  • Start learning 29% faster today
  • 150,000+ documents available
  • Just £6.99 a month

Not the one? Search for your essay title...
  • Join over 1.2 million students every month
  • Accelerate your learning by 29%
  • Unlimited access from just £6.99 per month

See related essaysSee related essays

Related AS and A Level Plays essays

  1. How does Hitchcock create suspense and tension in the film "Psycho?"

    tension by focusing up close on the two central characters, the camera cuts from one face to the next.

  2. Birds by Hitchcock

    Melanie decides to stay in town for the night, and reappears at the home of schoolteacher Annie Hayworth (Suzanne Pleshette), who had given her directions to the Brenner house earlier. She sleeps over at Annie's house, and the two women talk.

  1. How does Alfred Hitchcock create anxiety in the shower scene from Psycho

    It also builds tension by panning out and using fast and slow movements.
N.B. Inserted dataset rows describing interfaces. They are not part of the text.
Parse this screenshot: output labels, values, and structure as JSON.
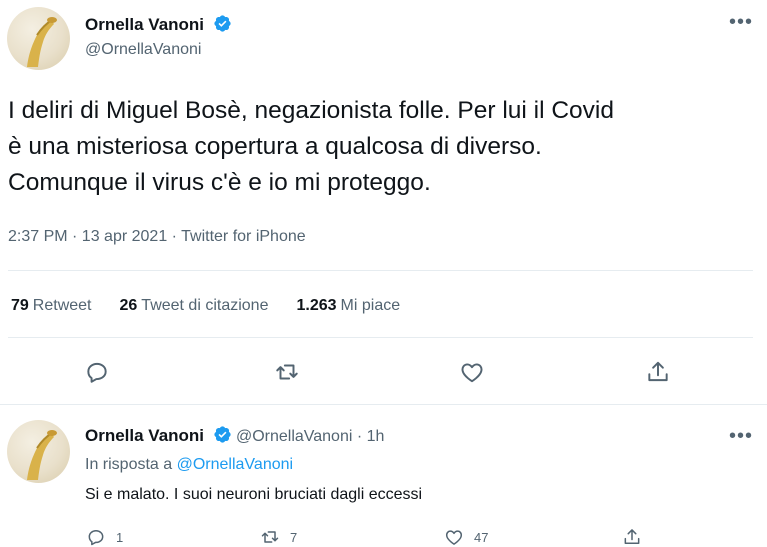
{
  "tweet": {
    "author_name": "Ornella Vanoni",
    "author_handle": "@OrnellaVanoni",
    "verified": true,
    "text_lines": [
      "I deliri di Miguel Bosè, negazionista folle. Per lui il Covid",
      "è una misteriosa copertura a qualcosa di diverso.",
      "Comunque il virus c'è e io mi proteggo."
    ],
    "meta": "2:37 PM · 13 apr 2021 · Twitter for iPhone",
    "stats": {
      "retweets_count": "79",
      "retweets_label": "Retweet",
      "quotes_count": "26",
      "quotes_label": "Tweet di citazione",
      "likes_count": "1.263",
      "likes_label": "Mi piace"
    },
    "more_icon": "more-horizontal-icon",
    "action_icons": [
      "reply-icon",
      "retweet-icon",
      "like-icon",
      "share-icon"
    ]
  },
  "reply": {
    "author_name": "Ornella Vanoni",
    "author_handle": "@OrnellaVanoni",
    "time": "· 1h",
    "reply_prefix": "In risposta a",
    "reply_target": "@OrnellaVanoni",
    "text": "Si e malato. I suoi neuroni bruciati dagli eccessi",
    "counts": {
      "replies": "1",
      "retweets": "7",
      "likes": "47"
    }
  },
  "colors": {
    "accent": "#1d9bf0",
    "secondary_text": "#536471",
    "divider": "#e6ecf0"
  }
}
Lighting can add to audience anxiety by using darkness and bight lights to show a characters feelings or give clues to what is about to happen. Alfred Hitchcock liked to use artificial light, mostly small table lamps.

  2. "In 'Psycho' how has Alfred Hitchcock created tension throughout the film and what effect ...

    It also makes the audience feel like the scene is reaching a climax; this generates a great deal of tension, for we are now starting to anticipate that something is going happen. The camera then switches to a long shot and you see a small figure walking towards an enormous

  1. Discuss the ways in which Hitchcock creates atmosphere, tension and fear in two key ...

    Hitchcock's concluding scene of the film "Psycho" is, like the 'shower scene', very well known and lets the audience leave the viewing still feeling fearful and tense. Just how the director wanted. The scene has a narrative resolution and starts with Marion's sister and lover in the police station, having

  2. In a 1963 interview, following the phenomenal success of "Psycho" Hitchcock agreed with his ...

    The music follows the action on screen by also fading out and later the diegetic sound of Marion and Sam can be heard. The camera then zooms into an open window with half-drawn blinds, possibly making the audience feel like they themselves are actually trespassing on someone's property - spying without permission; creating a worrying atmosphere.

  1. In what ways is "Psycho" (Alfred Hitchcock) a film for the modern audience? ...

    has developed dramatically since "Psycho", so directors are now able to show things exactly as they would be just by using computers (special effects), almost disregarding the efforts that Alfred Hitchcock put in. However, the main reason for this sudden change is the fact that people are more aware of the situations that arise in society today.

  2. Have decided to explore how Bolt uses the Common Man to emphasise the features ...

    I think the earlier scenes, involving the Common Man are an important way to show the qualities of the characters. For example, The first role is plays is the Matthew the steward and his short conversation with Thomas More after tasting the wine tells about More's character.

  • Over 160,000 pieces
    of student written work
  • Annotated by
    experienced teachers
  • Ideas and feedback to
    improve your own work